● WORK REQUEST: Please restate each line of the data below exactly. Omit all images.

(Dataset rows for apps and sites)
▬▬▬▬▬▬

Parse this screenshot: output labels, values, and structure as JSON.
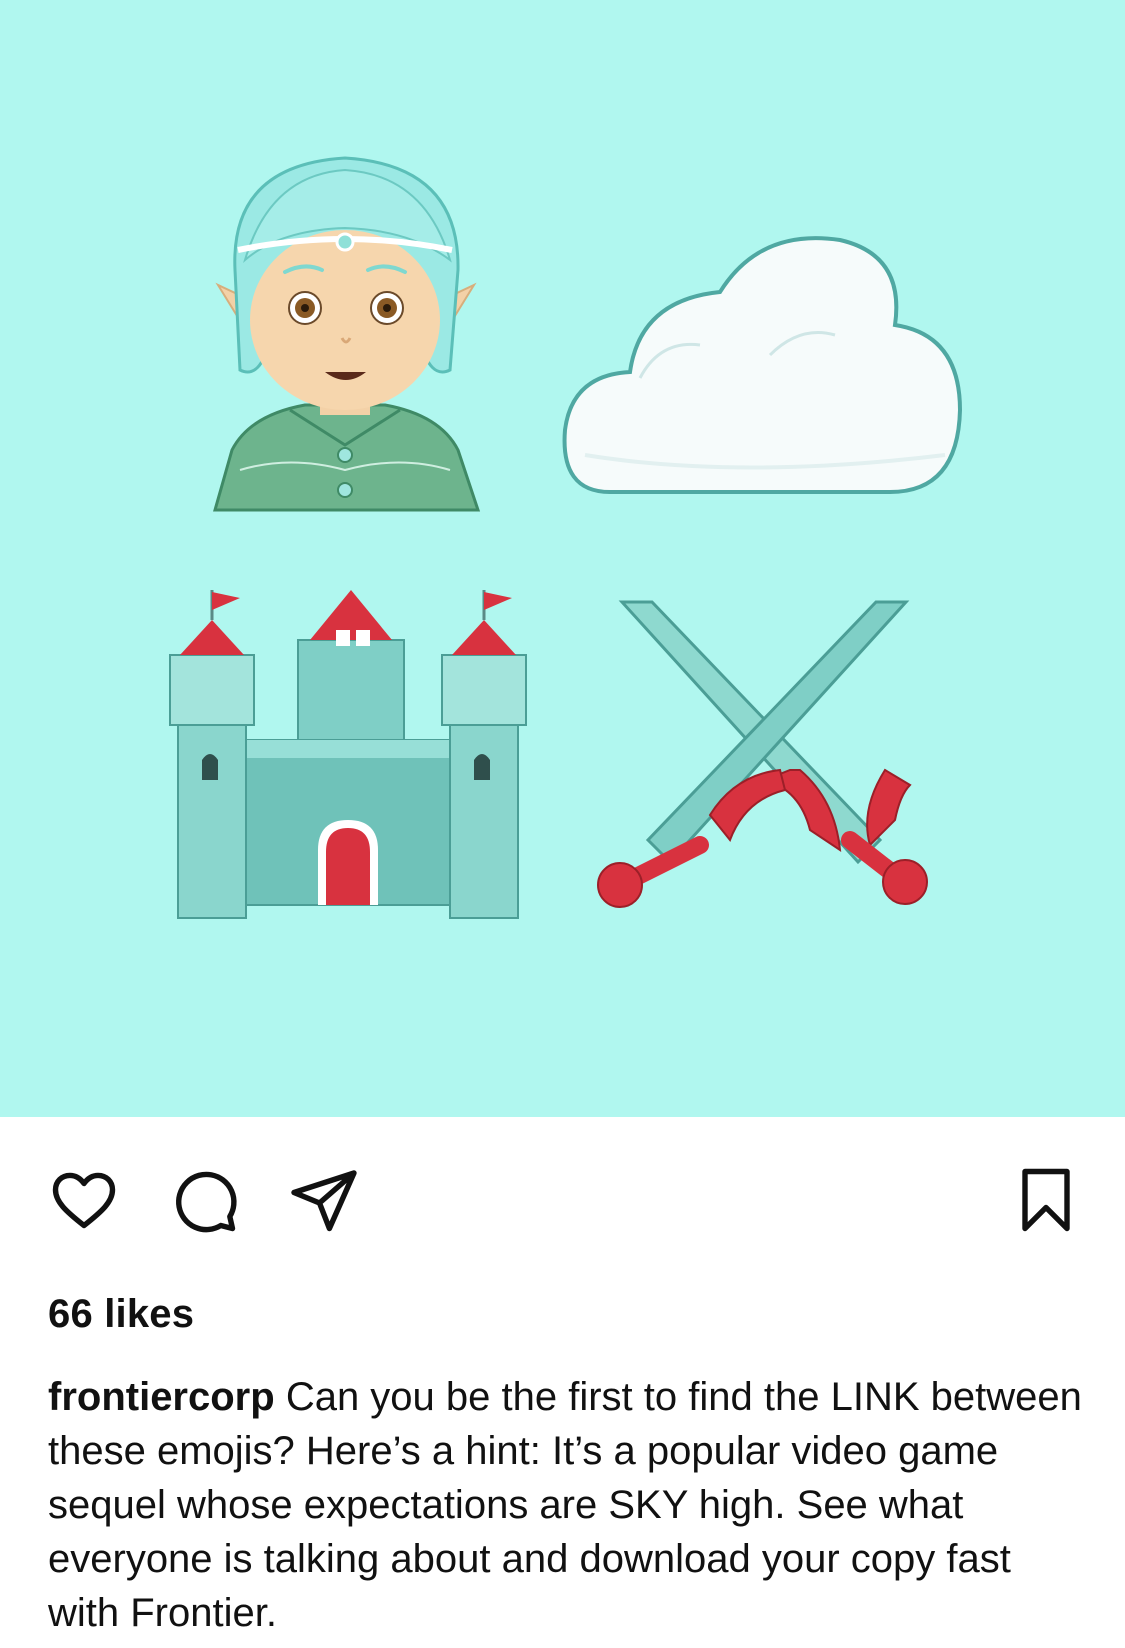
{
  "post": {
    "image_alt_emojis": [
      "elf-emoji",
      "cloud-emoji",
      "castle-emoji",
      "crossed-swords-emoji"
    ],
    "background_color": "#b0f7ef"
  },
  "actions": {
    "like_icon": "heart-icon",
    "comment_icon": "comment-icon",
    "share_icon": "paper-plane-icon",
    "save_icon": "bookmark-icon"
  },
  "likes": {
    "text": "66 likes"
  },
  "caption": {
    "username": "frontiercorp",
    "text": "Can you be the first to find the LINK between these emojis? Here’s a hint: It’s a popular video game sequel whose expectations are SKY high. See what everyone is talking about and download your copy fast with Frontier."
  }
}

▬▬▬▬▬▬

● ANSWER BOX:
Parse this screenshot: output labels, values, and structure as JSON.
{
  "post": {
    "image_alt_emojis": [
      "elf-emoji",
      "cloud-emoji",
      "castle-emoji",
      "crossed-swords-emoji"
    ],
    "background_color": "#b0f7ef"
  },
  "actions": {
    "like_icon": "heart-icon",
    "comment_icon": "comment-icon",
    "share_icon": "paper-plane-icon",
    "save_icon": "bookmark-icon"
  },
  "likes": {
    "text": "66 likes"
  },
  "caption": {
    "username": "frontiercorp",
    "text": "Can you be the first to find the LINK between these emojis? Here’s a hint: It’s a popular video game sequel whose expectations are SKY high. See what everyone is talking about and download your copy fast with Frontier."
  }
}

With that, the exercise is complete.